Art Vandelay wrote:
It's a shame that quality of the writing seems to be a secondary factor in deciding who gets to write tie-in fiction. Even more of a shame that how well you get along with somebody factors into that decision.
Well, having been an editor of a professional journal, I used to work with about ten writers at a time, most of them teachers. Some had many writing credits to their name, others had absolutely none. Some were very excited; others felt like they'd been forced into writing. Some contributors were professional writers, and had high (or low) expectations of working with an inexperienced editor. Every writer had their quirks and each editing experience would be quite different.
There was nothing worse than when an article would arrive that was nothing like what you were expecting. Or would need a huge overhaul. But certainly, when deadlines were looming, and advertisers were panicking that an issue might be delayed due to some complication with a lead article... it would become very obvious which writers you'd want to work with again, given the opportunity. But that could also be a very personal thing.

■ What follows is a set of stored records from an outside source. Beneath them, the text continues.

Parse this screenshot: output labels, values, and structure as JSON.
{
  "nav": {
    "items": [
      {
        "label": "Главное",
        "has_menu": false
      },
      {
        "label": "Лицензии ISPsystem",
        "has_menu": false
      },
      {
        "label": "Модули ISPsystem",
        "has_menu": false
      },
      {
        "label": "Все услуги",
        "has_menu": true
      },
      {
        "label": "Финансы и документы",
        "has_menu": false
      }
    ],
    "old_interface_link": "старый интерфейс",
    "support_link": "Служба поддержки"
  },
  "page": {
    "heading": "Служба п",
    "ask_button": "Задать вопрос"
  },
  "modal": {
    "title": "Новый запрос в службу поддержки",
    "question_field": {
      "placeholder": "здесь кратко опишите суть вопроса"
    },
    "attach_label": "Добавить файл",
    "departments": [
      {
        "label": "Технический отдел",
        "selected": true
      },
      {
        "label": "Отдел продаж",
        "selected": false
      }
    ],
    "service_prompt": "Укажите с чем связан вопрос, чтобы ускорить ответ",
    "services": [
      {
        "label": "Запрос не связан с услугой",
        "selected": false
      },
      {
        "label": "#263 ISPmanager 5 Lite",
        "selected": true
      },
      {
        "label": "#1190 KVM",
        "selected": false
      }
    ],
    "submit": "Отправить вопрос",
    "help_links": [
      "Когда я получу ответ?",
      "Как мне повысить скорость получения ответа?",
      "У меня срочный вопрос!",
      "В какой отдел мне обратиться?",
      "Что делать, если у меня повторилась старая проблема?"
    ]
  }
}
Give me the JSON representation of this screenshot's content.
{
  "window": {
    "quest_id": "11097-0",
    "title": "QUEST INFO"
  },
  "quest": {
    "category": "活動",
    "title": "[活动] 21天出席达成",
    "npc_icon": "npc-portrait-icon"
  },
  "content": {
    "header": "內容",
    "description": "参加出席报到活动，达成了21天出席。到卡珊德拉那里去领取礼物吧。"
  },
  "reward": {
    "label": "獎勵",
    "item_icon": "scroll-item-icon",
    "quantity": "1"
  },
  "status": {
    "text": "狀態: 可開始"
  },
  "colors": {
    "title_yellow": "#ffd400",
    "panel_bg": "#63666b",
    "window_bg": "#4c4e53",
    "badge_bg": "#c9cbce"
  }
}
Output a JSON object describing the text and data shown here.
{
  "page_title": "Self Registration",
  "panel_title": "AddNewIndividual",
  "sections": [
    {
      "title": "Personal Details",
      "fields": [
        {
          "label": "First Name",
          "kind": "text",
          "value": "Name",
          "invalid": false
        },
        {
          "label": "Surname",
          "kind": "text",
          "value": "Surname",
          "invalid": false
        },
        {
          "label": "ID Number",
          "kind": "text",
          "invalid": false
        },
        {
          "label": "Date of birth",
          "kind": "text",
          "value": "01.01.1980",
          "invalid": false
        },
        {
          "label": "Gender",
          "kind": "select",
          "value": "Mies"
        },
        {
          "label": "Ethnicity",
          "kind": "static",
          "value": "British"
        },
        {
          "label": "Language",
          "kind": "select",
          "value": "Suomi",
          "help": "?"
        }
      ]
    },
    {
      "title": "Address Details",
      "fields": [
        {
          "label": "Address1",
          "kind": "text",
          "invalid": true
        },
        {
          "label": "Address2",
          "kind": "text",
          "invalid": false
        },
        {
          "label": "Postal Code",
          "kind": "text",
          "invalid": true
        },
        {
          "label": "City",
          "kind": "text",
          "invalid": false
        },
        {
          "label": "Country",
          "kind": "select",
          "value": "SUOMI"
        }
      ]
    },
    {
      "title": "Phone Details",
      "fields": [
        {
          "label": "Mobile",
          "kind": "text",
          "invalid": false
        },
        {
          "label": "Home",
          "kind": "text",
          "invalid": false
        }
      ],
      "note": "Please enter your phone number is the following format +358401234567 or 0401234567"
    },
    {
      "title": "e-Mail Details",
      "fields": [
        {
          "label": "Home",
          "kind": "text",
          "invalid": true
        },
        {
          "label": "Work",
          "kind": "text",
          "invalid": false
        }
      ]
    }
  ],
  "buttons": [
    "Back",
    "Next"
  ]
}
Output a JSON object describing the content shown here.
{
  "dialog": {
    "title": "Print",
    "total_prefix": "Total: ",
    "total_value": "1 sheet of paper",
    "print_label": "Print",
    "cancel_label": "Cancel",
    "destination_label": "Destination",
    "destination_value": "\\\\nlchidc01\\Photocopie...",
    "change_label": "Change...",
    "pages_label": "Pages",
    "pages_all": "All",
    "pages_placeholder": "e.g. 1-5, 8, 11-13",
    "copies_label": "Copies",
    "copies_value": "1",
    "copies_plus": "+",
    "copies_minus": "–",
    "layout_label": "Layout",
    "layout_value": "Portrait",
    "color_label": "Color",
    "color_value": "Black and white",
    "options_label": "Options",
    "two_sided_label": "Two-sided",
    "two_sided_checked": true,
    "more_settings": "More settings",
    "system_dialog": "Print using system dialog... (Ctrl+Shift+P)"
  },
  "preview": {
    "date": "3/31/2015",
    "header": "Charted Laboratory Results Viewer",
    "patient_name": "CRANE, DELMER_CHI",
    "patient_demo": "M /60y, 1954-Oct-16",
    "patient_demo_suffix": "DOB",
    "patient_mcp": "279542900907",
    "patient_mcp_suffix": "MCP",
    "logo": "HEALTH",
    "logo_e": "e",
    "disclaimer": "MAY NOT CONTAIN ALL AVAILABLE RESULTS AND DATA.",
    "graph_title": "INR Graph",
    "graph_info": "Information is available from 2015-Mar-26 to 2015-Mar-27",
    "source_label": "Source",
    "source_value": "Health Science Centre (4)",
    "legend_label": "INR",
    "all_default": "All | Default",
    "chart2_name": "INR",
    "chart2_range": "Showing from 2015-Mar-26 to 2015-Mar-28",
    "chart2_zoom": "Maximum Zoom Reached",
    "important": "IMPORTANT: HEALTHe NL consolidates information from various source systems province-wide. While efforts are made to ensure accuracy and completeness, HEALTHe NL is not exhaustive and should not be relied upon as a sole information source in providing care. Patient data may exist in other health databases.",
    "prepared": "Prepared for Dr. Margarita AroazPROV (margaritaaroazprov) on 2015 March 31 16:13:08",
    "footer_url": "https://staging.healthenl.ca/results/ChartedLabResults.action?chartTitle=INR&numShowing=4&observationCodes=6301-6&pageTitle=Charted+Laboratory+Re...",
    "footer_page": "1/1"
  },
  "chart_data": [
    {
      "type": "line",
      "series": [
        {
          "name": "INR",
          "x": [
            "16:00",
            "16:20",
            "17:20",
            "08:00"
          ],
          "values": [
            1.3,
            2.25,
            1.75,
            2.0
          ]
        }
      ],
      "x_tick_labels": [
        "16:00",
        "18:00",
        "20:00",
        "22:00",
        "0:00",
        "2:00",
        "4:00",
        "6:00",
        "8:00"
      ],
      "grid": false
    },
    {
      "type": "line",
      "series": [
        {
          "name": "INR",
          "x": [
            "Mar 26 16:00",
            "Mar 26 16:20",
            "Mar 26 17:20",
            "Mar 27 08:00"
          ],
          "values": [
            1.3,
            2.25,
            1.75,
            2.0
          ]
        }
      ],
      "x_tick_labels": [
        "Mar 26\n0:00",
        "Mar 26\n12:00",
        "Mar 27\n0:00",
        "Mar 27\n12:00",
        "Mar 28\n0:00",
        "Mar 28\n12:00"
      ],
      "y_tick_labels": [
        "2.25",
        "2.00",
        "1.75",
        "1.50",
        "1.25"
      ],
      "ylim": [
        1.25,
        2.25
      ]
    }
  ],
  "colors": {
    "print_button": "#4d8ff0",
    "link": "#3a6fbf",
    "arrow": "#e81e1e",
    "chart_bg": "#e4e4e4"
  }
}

Some people are destined to clash, no matter their respective skills, dilligence and talents.
"Quality of the writing" is just one of many, many factors.